- What needs to be done
Please return every line from the entries that has the string "this" in it.

- Data extract
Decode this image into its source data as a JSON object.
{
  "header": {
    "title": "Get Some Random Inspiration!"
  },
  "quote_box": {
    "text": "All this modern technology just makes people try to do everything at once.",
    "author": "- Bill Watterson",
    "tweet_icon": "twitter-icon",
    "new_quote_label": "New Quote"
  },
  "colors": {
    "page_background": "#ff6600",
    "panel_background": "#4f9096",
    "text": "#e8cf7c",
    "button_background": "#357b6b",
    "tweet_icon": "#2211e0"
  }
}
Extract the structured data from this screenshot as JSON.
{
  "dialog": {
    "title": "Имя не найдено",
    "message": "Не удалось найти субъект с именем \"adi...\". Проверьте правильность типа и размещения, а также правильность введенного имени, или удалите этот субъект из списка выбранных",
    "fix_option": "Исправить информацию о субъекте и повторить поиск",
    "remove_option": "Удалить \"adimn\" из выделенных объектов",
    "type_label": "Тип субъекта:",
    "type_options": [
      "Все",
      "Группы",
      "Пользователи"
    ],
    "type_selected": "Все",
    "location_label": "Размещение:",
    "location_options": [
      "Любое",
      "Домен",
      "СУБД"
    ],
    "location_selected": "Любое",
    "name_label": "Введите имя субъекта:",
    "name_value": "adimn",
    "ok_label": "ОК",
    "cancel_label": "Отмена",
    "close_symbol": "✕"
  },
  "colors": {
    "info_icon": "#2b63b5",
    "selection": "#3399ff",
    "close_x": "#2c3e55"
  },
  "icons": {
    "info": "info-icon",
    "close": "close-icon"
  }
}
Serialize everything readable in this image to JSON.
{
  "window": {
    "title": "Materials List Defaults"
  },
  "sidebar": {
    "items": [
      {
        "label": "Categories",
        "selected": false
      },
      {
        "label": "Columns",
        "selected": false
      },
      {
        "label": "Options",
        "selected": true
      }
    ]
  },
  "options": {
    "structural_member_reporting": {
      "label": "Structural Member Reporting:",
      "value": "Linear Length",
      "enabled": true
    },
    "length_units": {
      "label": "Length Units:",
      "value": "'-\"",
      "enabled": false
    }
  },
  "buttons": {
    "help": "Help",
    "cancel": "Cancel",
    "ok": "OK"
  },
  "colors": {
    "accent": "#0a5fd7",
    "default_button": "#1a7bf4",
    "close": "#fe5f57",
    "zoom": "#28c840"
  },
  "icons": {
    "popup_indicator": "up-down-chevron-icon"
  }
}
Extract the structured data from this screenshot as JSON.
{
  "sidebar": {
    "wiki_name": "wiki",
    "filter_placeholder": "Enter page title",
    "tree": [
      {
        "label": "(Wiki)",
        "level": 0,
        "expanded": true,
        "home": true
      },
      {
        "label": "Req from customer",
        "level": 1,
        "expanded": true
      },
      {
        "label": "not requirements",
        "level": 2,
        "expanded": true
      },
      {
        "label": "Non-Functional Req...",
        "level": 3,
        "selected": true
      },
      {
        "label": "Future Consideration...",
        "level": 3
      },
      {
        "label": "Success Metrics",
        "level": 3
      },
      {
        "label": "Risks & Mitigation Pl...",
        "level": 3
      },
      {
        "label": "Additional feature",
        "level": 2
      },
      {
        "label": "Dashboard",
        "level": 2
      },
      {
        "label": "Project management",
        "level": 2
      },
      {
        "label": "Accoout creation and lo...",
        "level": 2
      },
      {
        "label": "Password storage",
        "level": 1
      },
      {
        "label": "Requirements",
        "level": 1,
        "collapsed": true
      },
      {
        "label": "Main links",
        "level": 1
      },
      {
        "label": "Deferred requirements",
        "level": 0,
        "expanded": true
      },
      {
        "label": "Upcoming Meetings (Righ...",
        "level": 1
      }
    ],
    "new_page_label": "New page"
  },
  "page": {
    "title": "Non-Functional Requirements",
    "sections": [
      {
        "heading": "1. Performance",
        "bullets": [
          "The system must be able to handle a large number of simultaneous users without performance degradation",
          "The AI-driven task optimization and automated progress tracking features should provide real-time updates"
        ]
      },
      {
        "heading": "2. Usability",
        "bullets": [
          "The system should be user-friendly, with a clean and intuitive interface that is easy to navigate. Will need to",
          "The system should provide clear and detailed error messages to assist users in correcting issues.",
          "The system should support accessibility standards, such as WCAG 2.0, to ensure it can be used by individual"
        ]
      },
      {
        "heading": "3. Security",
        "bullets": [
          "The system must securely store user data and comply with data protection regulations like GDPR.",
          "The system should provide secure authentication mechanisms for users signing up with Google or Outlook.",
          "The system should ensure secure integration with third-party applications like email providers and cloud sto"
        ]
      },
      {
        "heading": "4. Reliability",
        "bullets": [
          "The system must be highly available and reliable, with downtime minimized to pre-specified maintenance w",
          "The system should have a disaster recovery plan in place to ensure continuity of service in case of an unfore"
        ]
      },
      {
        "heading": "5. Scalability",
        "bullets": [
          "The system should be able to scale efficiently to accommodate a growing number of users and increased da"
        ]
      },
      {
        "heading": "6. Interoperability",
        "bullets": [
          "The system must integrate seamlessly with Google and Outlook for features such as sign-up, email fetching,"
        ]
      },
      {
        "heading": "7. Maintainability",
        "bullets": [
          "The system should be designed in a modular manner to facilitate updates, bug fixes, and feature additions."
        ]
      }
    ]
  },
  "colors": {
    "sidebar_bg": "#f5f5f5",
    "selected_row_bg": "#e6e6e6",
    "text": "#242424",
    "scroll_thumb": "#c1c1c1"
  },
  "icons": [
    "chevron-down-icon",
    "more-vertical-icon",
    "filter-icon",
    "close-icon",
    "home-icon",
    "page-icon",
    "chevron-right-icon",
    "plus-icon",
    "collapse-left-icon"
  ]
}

- Output below
Decode this image into its source data as a JSON object.
    "text": "All this modern technology just makes people try to do everything at once.",
Extract the structured data from this screenshot as JSON.
Serialize everything readable in this image to JSON.
Extract the structured data from this screenshot as JSON.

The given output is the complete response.